  • Those announcements created the deepest crisis in 15 years between the U.S. and Palestinian leaders, who halted all contact with the Trump administration.

Flashback: The issue of determining the place of birth for U.S. citizens born in Jerusalem was the focus of a U.S. Supreme Court ruling in 2015.

  • The judges ruled that the president and not Congress had the authority to decide how the U.S. sees the status of Jerusalem.  

According to the new State Department policy:

  • Applicants born in Jerusalem will be able to request either Jerusalem or Israel as their place of birth on consular documents. 
  • U.S. citizens born in Jerusalem who do not specify their place of birth on applications for consular services will continue to be issued documents that indicate their place of birth as Jerusalem.
  • Other guidance on listing of place of birth in Israel, the Gaza Strip, the Golan Heights, Jerusalem and the West Bank remains unchanged.

What they're saying:

  • Pompeo said in a statement that the U.S. recognizes Jerusalem as Israel's capital and seat of government but continues to take no position on the boundaries of Israeli sovereignty in Jerusalem. 
  • “This matter remains subject to final status negotiations between the two parties. The President’s Vision for Peace provides a realistic and achievable pathway for that peace to happen, and I encourage the Palestinians to come to the table and negotiate," Pompeo said.
  • Palestinian leaders have stated that Trump's plan can never be the basis for negotiations.

Behind the scenes: The new policy shift comes after a year of consultations at the State Department. U.S. ambassador to Israel David Friedman was the key person pushing for the policy.

Go deeper: U.S. election result will shake up Israeli politics

Go deeper

Jan 28, 2021 - World

Israel's chief epidemiologist creates diplomatic incident with UAE

Israeli travelers arrive in Dubai. Photo: Karim Sahib/AFP via Getty Images

A remark by Israel’s chief epidemiologist suggesting the opening of direct flights from Dubai to Tel Aviv had led to COVID-19 deaths in Israel resulted in diplomatic protests from the UAE, Israeli officials tell me.

Why it matters: Direct flights were one of the main fruits of the Israel-UAE peace treaty, and around 130,000 Israeli tourists have taken advantage by flying to Dubai since December.

Updated 3 hours ago - Politics & Policy

Omicron dashboard

Illustration: Shoshana Gordon/Axios

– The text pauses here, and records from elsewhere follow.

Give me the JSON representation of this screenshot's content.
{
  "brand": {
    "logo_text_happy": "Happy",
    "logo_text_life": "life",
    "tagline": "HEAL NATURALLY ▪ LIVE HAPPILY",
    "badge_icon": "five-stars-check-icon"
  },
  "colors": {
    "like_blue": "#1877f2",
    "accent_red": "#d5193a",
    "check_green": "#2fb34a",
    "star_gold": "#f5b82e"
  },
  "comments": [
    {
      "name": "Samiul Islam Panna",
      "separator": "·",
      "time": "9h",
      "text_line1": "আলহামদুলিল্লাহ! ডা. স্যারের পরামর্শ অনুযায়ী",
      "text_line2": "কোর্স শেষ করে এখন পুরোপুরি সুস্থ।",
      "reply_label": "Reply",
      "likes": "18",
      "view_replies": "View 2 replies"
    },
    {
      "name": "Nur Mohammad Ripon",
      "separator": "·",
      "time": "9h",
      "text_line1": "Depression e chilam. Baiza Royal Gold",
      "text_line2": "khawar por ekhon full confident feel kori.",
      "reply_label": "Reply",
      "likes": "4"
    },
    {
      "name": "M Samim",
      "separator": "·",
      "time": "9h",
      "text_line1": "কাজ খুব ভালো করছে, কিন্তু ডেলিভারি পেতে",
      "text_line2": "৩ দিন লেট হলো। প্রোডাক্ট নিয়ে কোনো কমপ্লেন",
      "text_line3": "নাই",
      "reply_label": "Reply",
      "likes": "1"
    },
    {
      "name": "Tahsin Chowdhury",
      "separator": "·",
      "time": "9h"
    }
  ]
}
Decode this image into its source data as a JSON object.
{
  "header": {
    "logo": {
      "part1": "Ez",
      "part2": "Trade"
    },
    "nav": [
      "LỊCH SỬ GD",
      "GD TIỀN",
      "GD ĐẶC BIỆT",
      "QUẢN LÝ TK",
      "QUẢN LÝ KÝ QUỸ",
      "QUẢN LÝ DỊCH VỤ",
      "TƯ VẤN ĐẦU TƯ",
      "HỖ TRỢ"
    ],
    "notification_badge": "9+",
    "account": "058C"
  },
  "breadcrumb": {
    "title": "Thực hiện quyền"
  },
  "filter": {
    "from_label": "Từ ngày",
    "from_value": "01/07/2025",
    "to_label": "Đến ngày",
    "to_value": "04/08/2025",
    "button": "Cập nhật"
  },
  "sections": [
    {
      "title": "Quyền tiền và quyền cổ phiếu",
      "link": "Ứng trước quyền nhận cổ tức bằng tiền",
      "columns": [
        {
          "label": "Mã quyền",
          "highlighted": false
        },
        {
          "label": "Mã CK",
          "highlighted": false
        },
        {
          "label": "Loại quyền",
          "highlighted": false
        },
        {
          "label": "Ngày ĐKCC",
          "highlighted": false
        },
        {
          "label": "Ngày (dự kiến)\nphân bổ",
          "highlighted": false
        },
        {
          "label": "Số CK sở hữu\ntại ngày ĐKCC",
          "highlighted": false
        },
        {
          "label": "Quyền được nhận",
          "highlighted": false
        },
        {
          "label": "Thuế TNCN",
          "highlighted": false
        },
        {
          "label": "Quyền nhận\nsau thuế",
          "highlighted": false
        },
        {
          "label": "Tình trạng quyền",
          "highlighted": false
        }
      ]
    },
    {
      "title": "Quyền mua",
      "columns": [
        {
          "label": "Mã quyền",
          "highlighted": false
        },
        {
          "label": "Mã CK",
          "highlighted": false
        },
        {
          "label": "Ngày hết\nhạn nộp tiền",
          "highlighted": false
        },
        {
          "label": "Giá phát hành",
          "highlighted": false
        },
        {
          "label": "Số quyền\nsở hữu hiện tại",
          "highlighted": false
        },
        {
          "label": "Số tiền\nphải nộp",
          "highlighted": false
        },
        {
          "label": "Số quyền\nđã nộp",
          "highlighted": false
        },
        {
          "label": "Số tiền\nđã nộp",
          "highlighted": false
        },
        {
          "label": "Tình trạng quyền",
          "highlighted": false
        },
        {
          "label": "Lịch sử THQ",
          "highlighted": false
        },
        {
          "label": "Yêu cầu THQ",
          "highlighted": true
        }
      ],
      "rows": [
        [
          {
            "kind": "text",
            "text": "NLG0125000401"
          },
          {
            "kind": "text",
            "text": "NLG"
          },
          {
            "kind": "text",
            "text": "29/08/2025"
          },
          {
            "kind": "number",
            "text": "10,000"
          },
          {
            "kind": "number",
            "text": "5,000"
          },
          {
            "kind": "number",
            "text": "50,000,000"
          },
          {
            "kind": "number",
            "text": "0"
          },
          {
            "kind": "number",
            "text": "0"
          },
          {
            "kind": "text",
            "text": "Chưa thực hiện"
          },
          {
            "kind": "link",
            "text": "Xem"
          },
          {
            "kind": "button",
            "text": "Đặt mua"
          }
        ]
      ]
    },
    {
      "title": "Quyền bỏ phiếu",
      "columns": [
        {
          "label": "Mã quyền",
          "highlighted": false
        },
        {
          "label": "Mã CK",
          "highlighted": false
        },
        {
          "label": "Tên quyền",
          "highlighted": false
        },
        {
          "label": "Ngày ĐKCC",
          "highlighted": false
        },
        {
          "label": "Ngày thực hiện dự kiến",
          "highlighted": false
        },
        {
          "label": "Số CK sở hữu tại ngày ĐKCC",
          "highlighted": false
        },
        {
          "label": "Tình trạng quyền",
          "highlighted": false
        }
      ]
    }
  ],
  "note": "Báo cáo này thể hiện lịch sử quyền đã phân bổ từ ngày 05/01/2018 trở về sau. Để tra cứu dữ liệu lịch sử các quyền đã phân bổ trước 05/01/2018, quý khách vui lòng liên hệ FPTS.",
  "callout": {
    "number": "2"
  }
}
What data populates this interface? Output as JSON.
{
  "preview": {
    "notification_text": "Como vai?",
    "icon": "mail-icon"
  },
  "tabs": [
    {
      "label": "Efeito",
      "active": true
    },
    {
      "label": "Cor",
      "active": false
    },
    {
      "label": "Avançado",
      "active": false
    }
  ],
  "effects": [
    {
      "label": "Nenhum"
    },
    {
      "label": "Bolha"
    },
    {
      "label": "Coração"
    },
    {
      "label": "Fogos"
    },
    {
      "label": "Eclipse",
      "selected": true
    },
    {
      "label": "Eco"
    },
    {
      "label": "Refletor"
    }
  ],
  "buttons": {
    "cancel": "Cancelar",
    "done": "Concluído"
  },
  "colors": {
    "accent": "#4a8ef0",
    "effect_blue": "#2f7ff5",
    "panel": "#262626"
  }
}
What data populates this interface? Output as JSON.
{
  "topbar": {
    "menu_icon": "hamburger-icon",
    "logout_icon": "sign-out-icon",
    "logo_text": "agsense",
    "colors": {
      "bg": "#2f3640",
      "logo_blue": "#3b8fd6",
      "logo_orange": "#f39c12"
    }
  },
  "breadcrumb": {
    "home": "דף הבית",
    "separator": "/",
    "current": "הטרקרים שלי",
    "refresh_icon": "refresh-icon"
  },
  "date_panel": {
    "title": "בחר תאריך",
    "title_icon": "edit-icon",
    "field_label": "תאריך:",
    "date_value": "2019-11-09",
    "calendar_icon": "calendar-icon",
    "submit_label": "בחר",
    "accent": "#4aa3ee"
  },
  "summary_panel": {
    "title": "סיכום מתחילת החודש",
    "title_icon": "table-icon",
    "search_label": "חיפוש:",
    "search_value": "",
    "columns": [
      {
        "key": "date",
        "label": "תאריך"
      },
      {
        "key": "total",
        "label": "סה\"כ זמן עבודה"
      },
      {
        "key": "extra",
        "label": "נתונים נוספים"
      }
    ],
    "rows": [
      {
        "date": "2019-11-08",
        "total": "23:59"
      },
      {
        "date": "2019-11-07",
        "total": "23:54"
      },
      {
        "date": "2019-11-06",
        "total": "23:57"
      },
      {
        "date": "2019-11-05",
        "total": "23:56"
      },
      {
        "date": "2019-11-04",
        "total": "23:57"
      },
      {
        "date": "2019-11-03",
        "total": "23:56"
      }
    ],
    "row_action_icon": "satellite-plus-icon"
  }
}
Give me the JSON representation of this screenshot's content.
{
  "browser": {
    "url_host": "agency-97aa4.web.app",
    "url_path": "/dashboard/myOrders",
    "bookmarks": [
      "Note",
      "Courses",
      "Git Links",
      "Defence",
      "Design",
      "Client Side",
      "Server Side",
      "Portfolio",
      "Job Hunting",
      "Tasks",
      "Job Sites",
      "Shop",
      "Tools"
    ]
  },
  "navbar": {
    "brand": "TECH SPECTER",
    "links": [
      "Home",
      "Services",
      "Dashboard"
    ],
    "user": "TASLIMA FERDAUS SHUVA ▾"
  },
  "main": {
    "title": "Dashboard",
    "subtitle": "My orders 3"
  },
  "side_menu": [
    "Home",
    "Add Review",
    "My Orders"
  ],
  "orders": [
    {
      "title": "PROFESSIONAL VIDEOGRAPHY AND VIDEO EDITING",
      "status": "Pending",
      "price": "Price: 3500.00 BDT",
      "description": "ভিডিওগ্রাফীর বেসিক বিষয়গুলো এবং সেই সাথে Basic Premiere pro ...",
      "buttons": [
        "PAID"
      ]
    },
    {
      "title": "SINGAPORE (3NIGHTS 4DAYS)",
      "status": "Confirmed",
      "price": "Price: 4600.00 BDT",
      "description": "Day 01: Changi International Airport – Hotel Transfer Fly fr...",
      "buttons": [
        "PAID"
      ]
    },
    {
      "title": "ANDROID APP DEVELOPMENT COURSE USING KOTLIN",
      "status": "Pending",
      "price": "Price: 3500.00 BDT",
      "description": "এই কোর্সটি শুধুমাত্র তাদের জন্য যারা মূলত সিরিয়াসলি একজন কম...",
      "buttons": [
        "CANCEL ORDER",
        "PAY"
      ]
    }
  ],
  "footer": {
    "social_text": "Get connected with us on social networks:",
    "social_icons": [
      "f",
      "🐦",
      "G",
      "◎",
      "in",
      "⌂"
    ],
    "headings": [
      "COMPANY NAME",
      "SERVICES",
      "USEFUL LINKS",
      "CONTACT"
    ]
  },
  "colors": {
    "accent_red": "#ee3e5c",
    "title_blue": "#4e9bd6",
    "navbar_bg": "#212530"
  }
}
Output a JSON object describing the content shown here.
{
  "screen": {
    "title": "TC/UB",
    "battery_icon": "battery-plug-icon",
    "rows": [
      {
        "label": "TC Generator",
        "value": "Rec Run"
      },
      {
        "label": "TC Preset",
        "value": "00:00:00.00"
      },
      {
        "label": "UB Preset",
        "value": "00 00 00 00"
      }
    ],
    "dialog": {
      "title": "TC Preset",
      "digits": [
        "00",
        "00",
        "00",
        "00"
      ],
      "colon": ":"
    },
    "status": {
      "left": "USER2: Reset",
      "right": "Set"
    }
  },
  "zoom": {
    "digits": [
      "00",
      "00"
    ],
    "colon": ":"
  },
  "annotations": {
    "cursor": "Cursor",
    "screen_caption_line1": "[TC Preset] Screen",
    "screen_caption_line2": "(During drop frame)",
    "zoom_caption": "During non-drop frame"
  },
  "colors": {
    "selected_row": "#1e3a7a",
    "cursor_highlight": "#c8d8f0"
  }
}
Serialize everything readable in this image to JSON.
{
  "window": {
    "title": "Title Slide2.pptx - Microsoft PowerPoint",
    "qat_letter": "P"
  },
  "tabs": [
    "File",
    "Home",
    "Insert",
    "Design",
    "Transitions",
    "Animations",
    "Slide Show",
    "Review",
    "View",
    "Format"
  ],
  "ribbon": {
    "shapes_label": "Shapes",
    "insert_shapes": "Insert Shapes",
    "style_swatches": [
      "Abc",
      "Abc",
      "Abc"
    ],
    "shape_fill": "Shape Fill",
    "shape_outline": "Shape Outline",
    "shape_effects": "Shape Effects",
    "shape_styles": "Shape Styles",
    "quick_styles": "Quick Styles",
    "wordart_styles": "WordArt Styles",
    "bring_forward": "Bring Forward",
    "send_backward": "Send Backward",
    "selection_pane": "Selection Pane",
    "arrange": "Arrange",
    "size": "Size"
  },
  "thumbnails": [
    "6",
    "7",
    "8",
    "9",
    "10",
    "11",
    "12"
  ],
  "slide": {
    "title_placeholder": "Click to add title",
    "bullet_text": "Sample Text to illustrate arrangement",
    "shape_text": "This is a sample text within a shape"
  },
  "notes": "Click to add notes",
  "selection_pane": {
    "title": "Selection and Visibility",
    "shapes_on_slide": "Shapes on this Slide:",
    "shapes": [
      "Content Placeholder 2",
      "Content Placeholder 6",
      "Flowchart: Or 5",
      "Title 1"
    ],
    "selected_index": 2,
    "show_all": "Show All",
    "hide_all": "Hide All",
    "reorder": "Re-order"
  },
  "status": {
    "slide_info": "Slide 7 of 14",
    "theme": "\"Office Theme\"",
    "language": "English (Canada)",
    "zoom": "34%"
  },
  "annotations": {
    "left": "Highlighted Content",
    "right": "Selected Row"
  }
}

  1. Health: Coronavirus variant surveillance varies widely by state — Omicron cases confirmed in 5 U.S. states America probably won't lead the effort to understand Omicron.
  2. Vaccines: Omicron adds urgency to vaccinating world — Omicron fuels the case for COVID boosters — Moderna loses patent battles tied to COVID vaccine.
  3. Politics: Nevada to impose insurance surcharge on unvaccinated state workers — New Jersey GOP lawmakers defy statehouse COVID policy — Oklahoma sues Biden administration over Pentagon vaccine mandate — Omicron travel bans are sign of what's to come.
  4. World: WHO: Delta health measures help fight Omicron — COVID cases surge in South Africa in sign Omicron wave is coming — Germany approves new restrictions for unvaccinated people.
  5. Variant tracker: Where different strains are spreading.

Prosecutors charge parents of Michigan school shooting suspect

Photo: Scott Olson/Getty Images

The parents of a 15-year-old accused of killing four students and wounding seven other people at a Michigan high school have been charged with involuntary manslaughter, according to court documents.

Driving the news: James and Jennifer Crumbley were each charged with four counts of involuntary manslaughter.